_Work instruction_
Keep each line of the material that includes "monitor", and leave out the rest.

_Information given_

Content starts

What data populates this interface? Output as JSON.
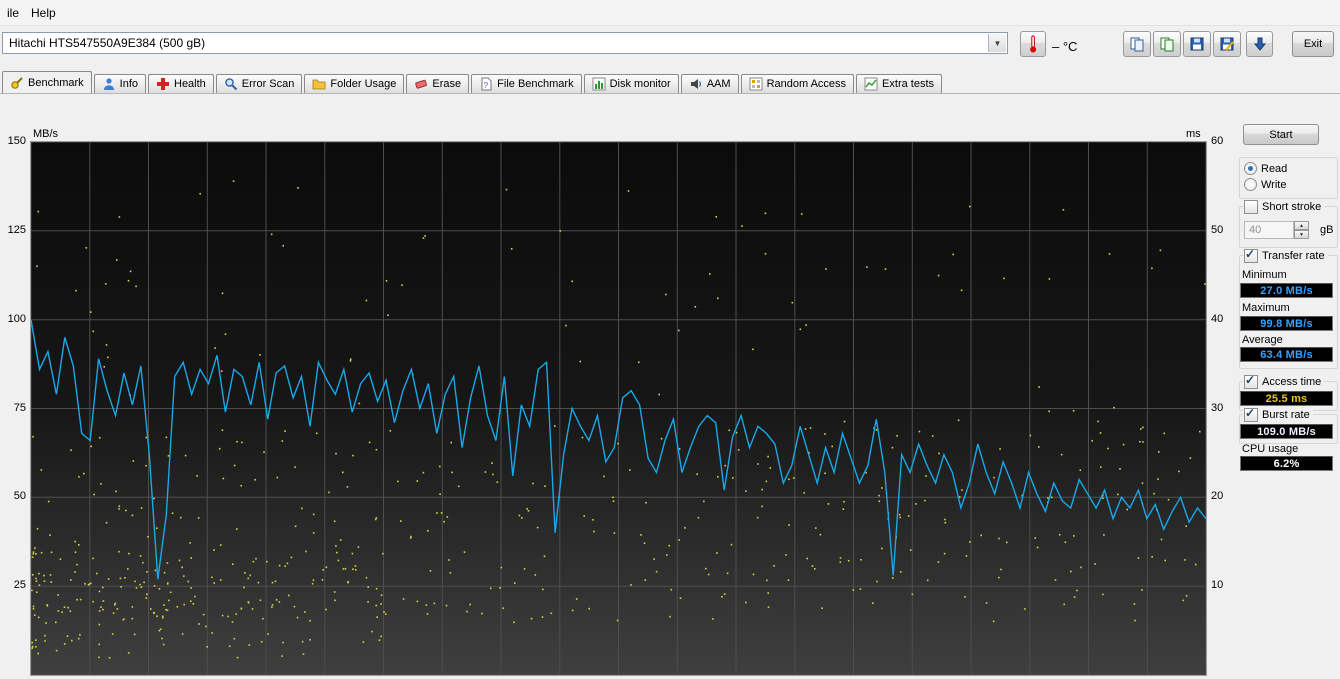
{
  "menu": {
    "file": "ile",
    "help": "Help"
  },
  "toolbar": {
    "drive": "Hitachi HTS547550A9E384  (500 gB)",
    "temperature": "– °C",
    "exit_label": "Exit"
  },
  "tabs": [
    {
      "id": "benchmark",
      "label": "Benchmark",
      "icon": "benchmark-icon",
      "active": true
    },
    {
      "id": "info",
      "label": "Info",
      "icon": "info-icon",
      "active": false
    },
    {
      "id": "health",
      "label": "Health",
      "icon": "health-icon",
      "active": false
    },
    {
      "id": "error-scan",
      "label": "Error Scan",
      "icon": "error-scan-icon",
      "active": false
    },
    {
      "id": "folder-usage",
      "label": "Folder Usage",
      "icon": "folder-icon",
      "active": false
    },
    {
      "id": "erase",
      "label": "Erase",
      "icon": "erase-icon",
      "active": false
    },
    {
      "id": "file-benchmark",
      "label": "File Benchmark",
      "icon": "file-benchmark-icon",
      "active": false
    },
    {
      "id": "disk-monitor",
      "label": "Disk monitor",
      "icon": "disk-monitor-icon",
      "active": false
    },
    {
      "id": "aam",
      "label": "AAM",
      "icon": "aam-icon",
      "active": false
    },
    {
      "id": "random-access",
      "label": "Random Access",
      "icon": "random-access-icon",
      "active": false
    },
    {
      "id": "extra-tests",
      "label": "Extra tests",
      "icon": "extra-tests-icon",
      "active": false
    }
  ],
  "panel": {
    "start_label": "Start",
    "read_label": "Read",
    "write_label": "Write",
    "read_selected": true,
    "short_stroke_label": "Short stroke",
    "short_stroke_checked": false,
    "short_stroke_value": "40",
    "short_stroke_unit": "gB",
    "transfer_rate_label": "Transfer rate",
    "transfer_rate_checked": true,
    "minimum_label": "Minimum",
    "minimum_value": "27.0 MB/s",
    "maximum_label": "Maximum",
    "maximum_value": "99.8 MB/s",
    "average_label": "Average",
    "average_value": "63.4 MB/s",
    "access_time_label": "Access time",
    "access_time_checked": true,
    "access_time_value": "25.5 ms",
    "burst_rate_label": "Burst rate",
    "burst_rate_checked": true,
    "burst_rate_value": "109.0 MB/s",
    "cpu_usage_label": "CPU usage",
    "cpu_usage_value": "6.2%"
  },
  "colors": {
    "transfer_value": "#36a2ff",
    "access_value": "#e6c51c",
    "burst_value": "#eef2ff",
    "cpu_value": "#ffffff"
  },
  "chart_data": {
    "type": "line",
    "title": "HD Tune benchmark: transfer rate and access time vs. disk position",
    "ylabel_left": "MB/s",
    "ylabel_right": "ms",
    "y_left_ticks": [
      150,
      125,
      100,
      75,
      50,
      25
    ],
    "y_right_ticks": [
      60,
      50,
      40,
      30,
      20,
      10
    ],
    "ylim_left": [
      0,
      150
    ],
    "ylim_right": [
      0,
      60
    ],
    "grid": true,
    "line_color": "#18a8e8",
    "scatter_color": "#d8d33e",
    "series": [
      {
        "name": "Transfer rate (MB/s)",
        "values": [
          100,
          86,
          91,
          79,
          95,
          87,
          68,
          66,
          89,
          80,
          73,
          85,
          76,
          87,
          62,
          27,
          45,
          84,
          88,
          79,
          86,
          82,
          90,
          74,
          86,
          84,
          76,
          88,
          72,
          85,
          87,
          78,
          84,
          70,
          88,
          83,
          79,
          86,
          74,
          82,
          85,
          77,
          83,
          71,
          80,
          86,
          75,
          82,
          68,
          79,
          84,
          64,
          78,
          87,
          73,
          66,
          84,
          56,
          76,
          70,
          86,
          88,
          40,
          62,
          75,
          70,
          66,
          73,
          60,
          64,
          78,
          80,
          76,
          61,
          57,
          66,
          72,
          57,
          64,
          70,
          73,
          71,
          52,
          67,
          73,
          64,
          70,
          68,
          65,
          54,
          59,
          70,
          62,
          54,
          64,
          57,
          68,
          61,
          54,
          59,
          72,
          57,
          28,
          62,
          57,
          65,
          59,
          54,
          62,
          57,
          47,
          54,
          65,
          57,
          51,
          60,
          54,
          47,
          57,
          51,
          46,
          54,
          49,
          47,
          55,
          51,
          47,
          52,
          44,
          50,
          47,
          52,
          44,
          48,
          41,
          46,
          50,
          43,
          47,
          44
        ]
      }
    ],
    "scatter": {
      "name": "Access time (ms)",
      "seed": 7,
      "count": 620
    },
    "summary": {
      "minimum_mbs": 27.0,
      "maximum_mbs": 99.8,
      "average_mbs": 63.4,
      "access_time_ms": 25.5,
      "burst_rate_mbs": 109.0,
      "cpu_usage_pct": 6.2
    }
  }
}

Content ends
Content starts

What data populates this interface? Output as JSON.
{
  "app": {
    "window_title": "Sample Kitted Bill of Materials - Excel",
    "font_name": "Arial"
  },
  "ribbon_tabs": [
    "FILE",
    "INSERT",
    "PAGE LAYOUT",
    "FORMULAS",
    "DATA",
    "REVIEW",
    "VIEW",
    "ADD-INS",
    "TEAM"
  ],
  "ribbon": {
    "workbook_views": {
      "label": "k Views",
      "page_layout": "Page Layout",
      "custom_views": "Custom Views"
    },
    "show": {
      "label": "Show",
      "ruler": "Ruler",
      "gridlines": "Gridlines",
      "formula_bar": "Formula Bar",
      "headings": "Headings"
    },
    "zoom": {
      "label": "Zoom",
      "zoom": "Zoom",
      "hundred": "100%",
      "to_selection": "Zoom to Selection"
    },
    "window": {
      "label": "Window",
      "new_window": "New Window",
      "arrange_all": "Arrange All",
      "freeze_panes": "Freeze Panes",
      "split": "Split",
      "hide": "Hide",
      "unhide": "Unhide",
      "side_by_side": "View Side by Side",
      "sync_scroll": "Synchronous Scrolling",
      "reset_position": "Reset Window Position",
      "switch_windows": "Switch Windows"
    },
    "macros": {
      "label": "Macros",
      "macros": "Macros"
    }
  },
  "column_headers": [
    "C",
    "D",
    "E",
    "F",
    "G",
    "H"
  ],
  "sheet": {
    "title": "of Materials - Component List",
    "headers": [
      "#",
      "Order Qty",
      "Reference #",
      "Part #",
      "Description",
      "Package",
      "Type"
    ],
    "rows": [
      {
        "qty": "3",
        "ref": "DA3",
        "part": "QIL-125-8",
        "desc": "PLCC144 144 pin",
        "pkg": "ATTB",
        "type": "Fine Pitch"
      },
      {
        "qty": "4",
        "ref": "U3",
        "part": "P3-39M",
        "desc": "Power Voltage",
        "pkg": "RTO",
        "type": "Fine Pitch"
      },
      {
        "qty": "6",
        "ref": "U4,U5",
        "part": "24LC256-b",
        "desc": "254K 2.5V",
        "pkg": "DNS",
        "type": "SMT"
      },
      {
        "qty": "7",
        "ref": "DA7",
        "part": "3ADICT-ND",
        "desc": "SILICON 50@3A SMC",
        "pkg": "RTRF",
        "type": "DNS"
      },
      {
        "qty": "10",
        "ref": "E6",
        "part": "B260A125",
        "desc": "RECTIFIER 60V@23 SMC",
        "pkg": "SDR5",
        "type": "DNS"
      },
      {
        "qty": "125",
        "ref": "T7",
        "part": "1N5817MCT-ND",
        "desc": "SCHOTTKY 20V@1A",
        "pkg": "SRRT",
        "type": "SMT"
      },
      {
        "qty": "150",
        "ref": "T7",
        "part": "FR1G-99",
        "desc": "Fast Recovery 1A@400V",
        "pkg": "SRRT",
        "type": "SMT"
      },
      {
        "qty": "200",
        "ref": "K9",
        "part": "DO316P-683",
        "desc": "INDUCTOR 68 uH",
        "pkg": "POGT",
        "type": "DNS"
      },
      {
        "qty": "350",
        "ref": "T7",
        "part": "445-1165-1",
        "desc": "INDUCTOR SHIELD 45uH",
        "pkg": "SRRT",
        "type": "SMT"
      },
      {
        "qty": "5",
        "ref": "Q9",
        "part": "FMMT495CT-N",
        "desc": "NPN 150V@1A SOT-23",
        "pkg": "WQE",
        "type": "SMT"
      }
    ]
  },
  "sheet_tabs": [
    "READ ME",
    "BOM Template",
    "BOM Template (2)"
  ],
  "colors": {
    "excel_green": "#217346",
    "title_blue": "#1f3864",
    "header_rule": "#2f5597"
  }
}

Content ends

_Response below_
      "id": "disk-monitor",
      "label": "Disk monitor",
      "icon": "disk-monitor-icon",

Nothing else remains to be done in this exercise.